--- START ---

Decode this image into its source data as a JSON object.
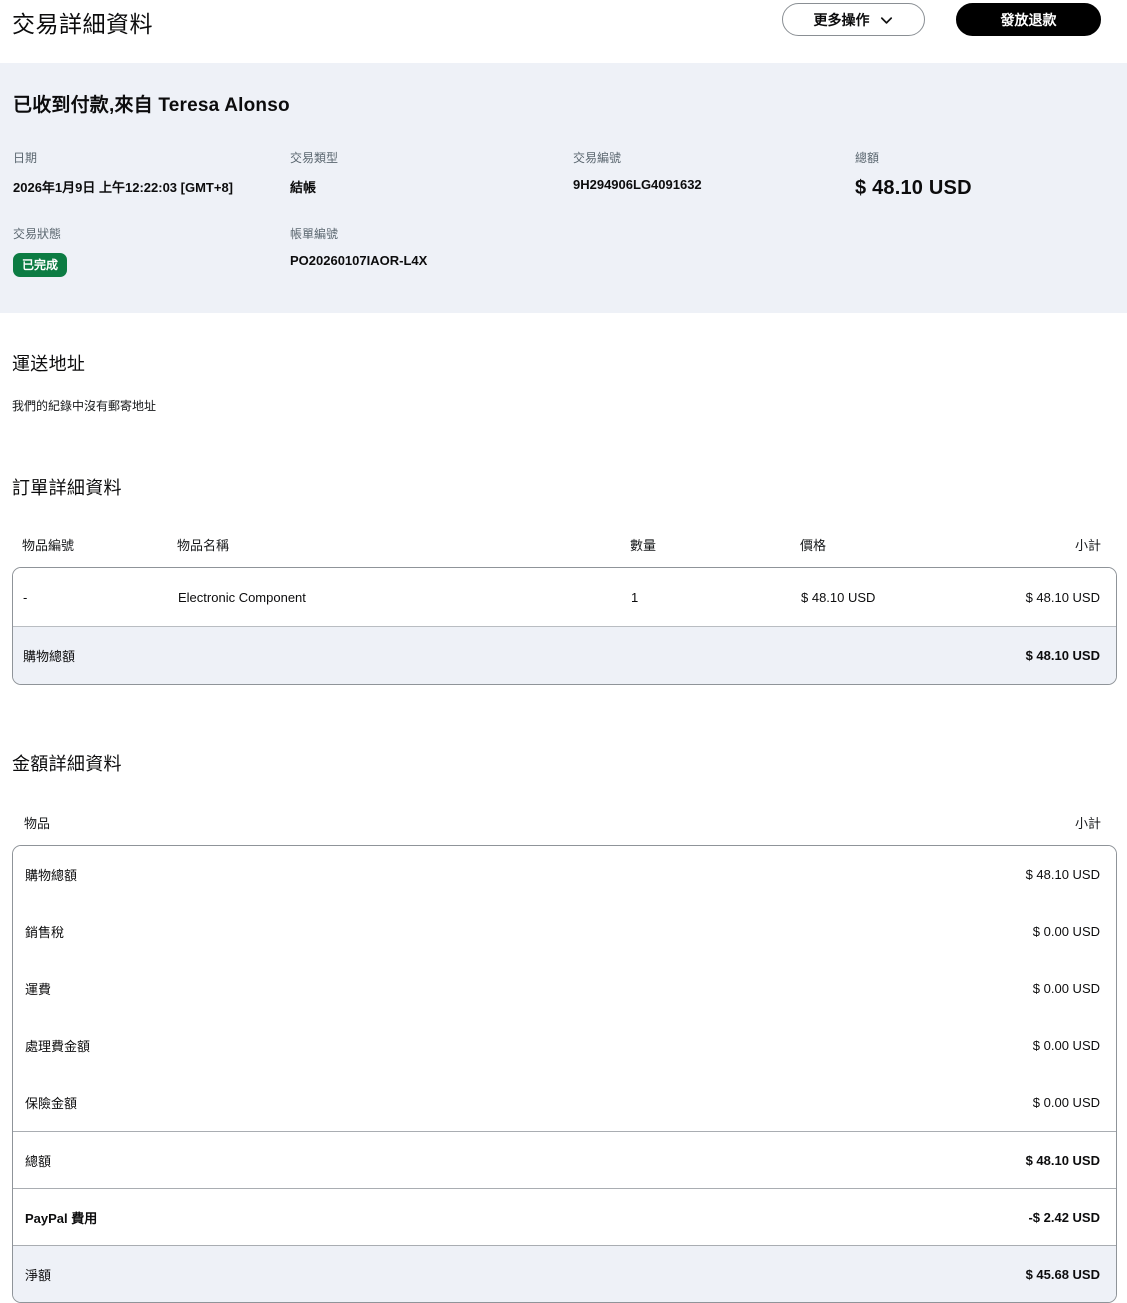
{
  "page": {
    "title": "交易詳細資料"
  },
  "header": {
    "more_actions_label": "更多操作",
    "refund_label": "發放退款"
  },
  "summary": {
    "heading": "已收到付款,來自 Teresa Alonso",
    "fields": [
      {
        "label": "日期",
        "value": "2026年1月9日 上午12:22:03 [GMT+8]"
      },
      {
        "label": "交易類型",
        "value": "結帳"
      },
      {
        "label": "交易編號",
        "value": "9H294906LG4091632"
      },
      {
        "label": "總額",
        "value": "$ 48.10 USD"
      },
      {
        "label": "交易狀態",
        "value": "已完成"
      },
      {
        "label": "帳單編號",
        "value": "PO20260107IAOR-L4X"
      }
    ]
  },
  "shipping": {
    "heading": "運送地址",
    "empty_text": "我們的紀錄中沒有郵寄地址"
  },
  "order": {
    "heading": "訂單詳細資料",
    "columns": {
      "item_number": "物品編號",
      "item_name": "物品名稱",
      "quantity": "數量",
      "price": "價格",
      "subtotal": "小計"
    },
    "rows": [
      {
        "item_number": "-",
        "item_name": "Electronic Component",
        "quantity": "1",
        "price": "$ 48.10 USD",
        "subtotal": "$ 48.10 USD"
      }
    ],
    "total": {
      "label": "購物總額",
      "value": "$ 48.10 USD"
    }
  },
  "amount": {
    "heading": "金額詳細資料",
    "columns": {
      "item": "物品",
      "subtotal": "小計"
    },
    "rows": [
      {
        "label": "購物總額",
        "value": "$ 48.10 USD"
      },
      {
        "label": "銷售稅",
        "value": "$ 0.00 USD"
      },
      {
        "label": "運費",
        "value": "$ 0.00 USD"
      },
      {
        "label": "處理費金額",
        "value": "$ 0.00 USD"
      },
      {
        "label": "保險金額",
        "value": "$ 0.00 USD"
      },
      {
        "label": "總額",
        "value": "$ 48.10 USD"
      },
      {
        "label": "PayPal 費用",
        "value": "-$ 2.42 USD"
      },
      {
        "label": "淨額",
        "value": "$ 45.68 USD"
      }
    ]
  },
  "colors": {
    "status_green": "#0c7c43",
    "panel_bg": "#eef1f7",
    "button_black": "#000000"
  }
}
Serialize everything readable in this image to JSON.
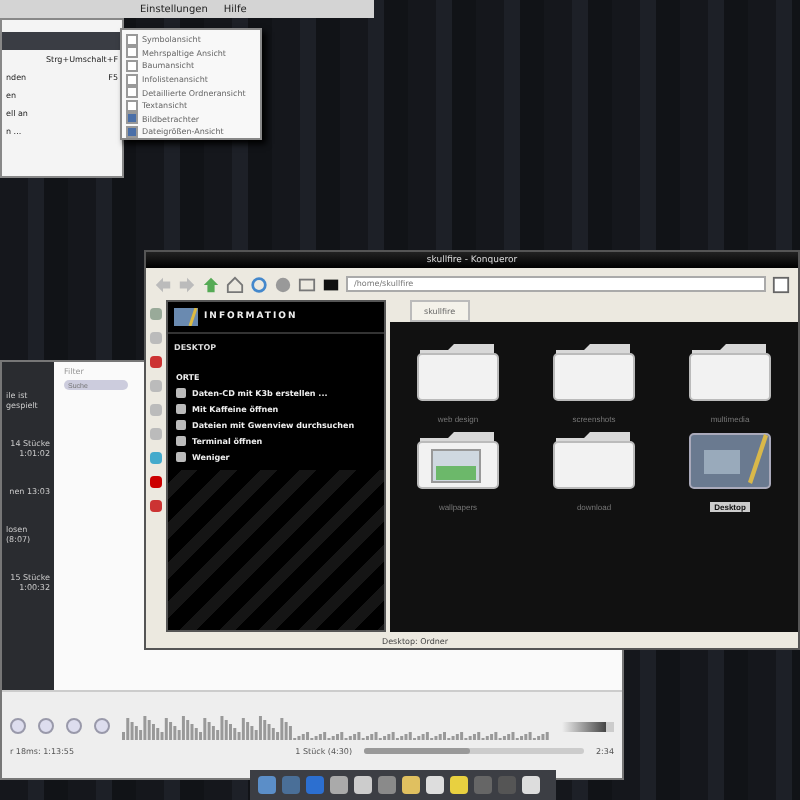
{
  "menubar": {
    "items": [
      "Einstellungen",
      "Hilfe"
    ]
  },
  "menu": {
    "items": [
      {
        "selected": true
      },
      {
        "shortcut": "Strg+Umschalt+F",
        "selected": false
      },
      {
        "label": "nden",
        "shortcut": "F5",
        "selected": false
      },
      {
        "label": "en",
        "selected": false
      },
      {
        "label": "ell an",
        "selected": false
      },
      {
        "label": "n ...",
        "selected": false
      }
    ]
  },
  "submenu": {
    "items": [
      {
        "label": "Symbolansicht",
        "checked": false
      },
      {
        "label": "Mehrspaltige Ansicht",
        "checked": false
      },
      {
        "label": "Baumansicht",
        "checked": false
      },
      {
        "label": "Infolistenansicht",
        "checked": false
      },
      {
        "label": "Detaillierte Ordneransicht",
        "checked": false
      },
      {
        "label": "Textansicht",
        "checked": false
      },
      {
        "label": "Bildbetrachter",
        "checked": true
      },
      {
        "label": "Dateigrößen-Ansicht",
        "checked": true
      }
    ]
  },
  "player": {
    "left_panel": [
      {
        "title": "ile ist gespielt"
      },
      {
        "title": "14 Stücke",
        "detail": "1:01:02"
      },
      {
        "title": "nen 13:03"
      },
      {
        "title": "losen (8:07)"
      },
      {
        "title": "15 Stücke",
        "detail": "1:00:32"
      }
    ],
    "filter_label": "Filter",
    "search_placeholder": "Suche",
    "status_left": "r 18ms: 1:13:55",
    "track_count": "1 Stück (4:30)",
    "time": "2:34",
    "progress": {
      "level": 0.48
    },
    "volume": {
      "level": 0.85
    }
  },
  "konqueror": {
    "title": "skullfire - Konqueror",
    "location": "/home/skullfire",
    "tab": "skullfire",
    "sidebar": {
      "header": "INFORMATION",
      "subheader": "DESKTOP",
      "section": "ORTE",
      "actions": [
        "Daten-CD mit K3b erstellen ...",
        "Mit Kaffeine öffnen",
        "Dateien mit Gwenview durchsuchen",
        "Terminal öffnen",
        "Weniger"
      ]
    },
    "files": [
      {
        "name": "web design",
        "kind": "folder",
        "selected": false
      },
      {
        "name": "screenshots",
        "kind": "folder",
        "selected": false
      },
      {
        "name": "multimedia",
        "kind": "folder",
        "selected": false
      },
      {
        "name": "wallpapers",
        "kind": "images",
        "selected": false
      },
      {
        "name": "download",
        "kind": "folder",
        "selected": false
      },
      {
        "name": "Desktop",
        "kind": "desktop",
        "selected": true
      }
    ],
    "status": "Desktop: Ordner"
  }
}
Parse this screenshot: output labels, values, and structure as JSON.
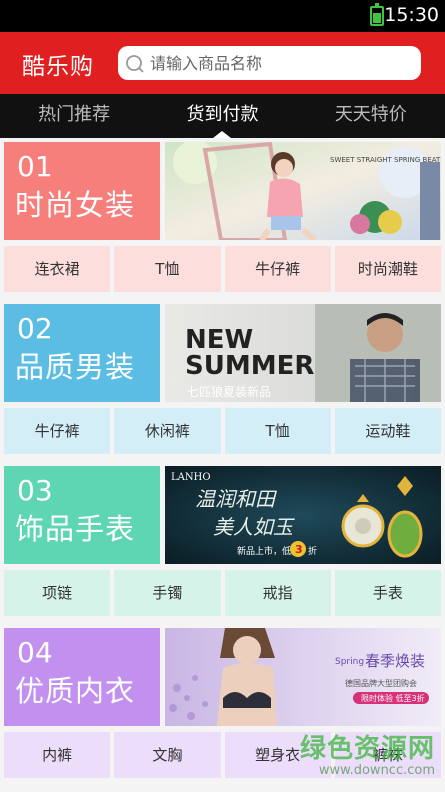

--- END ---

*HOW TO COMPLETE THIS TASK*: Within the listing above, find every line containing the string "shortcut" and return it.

*RESULT OF THE EXERCISE*:
        "shortcut": "Strg+Umschalt+F",
        "shortcut": "F5",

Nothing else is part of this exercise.